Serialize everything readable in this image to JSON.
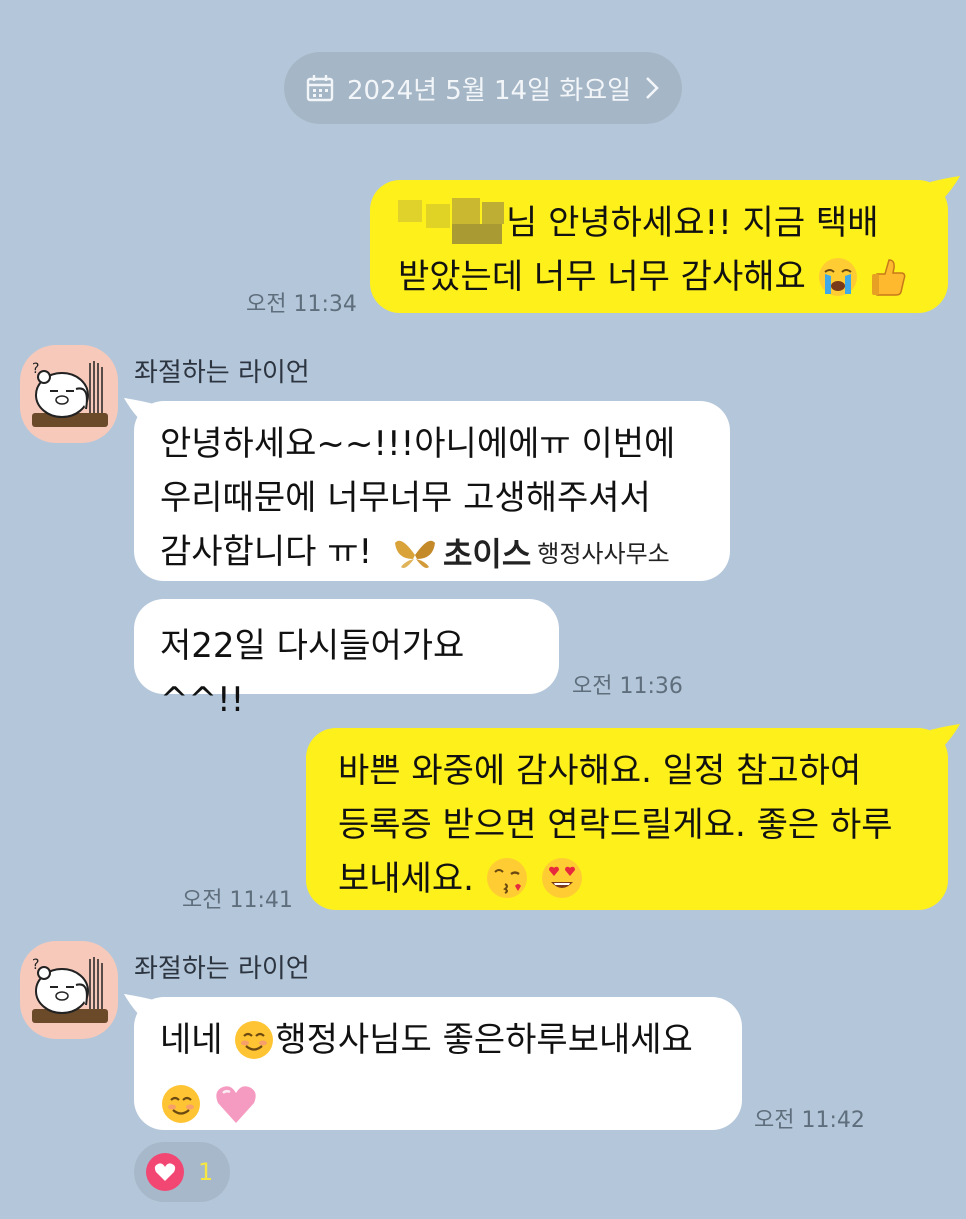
{
  "date_divider": {
    "label": "2024년 5월 14일 화요일",
    "icon": "calendar-icon",
    "chevron": "chevron-right-icon"
  },
  "colors": {
    "background": "#b4c7da",
    "my_bubble": "#fef01b",
    "their_bubble": "#ffffff",
    "avatar_bg": "#f6c9bb",
    "heart": "#f24773"
  },
  "messages": [
    {
      "from": "me",
      "line1": "님 안녕하세요!! 지금 택배",
      "line2": "받았는데 너무 너무 감사해요",
      "emojis": [
        "crying-emoji",
        "thumbs-up-emoji"
      ],
      "time": "오전 11:34"
    },
    {
      "from": "them",
      "sender": "좌절하는 라이언",
      "line1": "안녕하세요~~!!!아니에에ㅠ 이번에",
      "line2": "우리때문에 너무너무 고생해주셔서",
      "line3": "감사합니다 ㅠ!",
      "brand_name": "초이스",
      "brand_sub": "행정사사무소"
    },
    {
      "from": "them",
      "line1": "저22일 다시들어가요^^!!",
      "time": "오전 11:36"
    },
    {
      "from": "me",
      "line1": "바쁜 와중에 감사해요. 일정 참고하여",
      "line2": "등록증 받으면 연락드릴게요. 좋은 하루",
      "line3": "보내세요.",
      "emojis": [
        "kiss-emoji",
        "heart-eyes-emoji"
      ],
      "time": "오전 11:41"
    },
    {
      "from": "them",
      "sender": "좌절하는 라이언",
      "line1a": "네네",
      "line1b": "행정사님도 좋은하루보내세요",
      "emojis": [
        "smiling-emoji",
        "smiling-emoji",
        "pink-heart-emoji"
      ],
      "time": "오전 11:42"
    }
  ],
  "reaction": {
    "icon": "heart-icon",
    "count": "1"
  }
}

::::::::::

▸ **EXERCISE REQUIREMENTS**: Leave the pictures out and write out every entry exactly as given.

▸ **TASK ANSWER**:
Serialize everything readable in this image to JSON.
{
  "date_divider": {
    "label": "2024년 5월 14일 화요일",
    "icon": "calendar-icon",
    "chevron": "chevron-right-icon"
  },
  "colors": {
    "background": "#b4c7da",
    "my_bubble": "#fef01b",
    "their_bubble": "#ffffff",
    "avatar_bg": "#f6c9bb",
    "heart": "#f24773"
  },
  "messages": [
    {
      "from": "me",
      "line1": "님 안녕하세요!! 지금 택배",
      "line2": "받았는데 너무 너무 감사해요",
      "emojis": [
        "crying-emoji",
        "thumbs-up-emoji"
      ],
      "time": "오전 11:34"
    },
    {
      "from": "them",
      "sender": "좌절하는 라이언",
      "line1": "안녕하세요~~!!!아니에에ㅠ 이번에",
      "line2": "우리때문에 너무너무 고생해주셔서",
      "line3": "감사합니다 ㅠ!",
      "brand_name": "초이스",
      "brand_sub": "행정사사무소"
    },
    {
      "from": "them",
      "line1": "저22일 다시들어가요^^!!",
      "time": "오전 11:36"
    },
    {
      "from": "me",
      "line1": "바쁜 와중에 감사해요. 일정 참고하여",
      "line2": "등록증 받으면 연락드릴게요. 좋은 하루",
      "line3": "보내세요.",
      "emojis": [
        "kiss-emoji",
        "heart-eyes-emoji"
      ],
      "time": "오전 11:41"
    },
    {
      "from": "them",
      "sender": "좌절하는 라이언",
      "line1a": "네네",
      "line1b": "행정사님도 좋은하루보내세요",
      "emojis": [
        "smiling-emoji",
        "smiling-emoji",
        "pink-heart-emoji"
      ],
      "time": "오전 11:42"
    }
  ],
  "reaction": {
    "icon": "heart-icon",
    "count": "1"
  }
}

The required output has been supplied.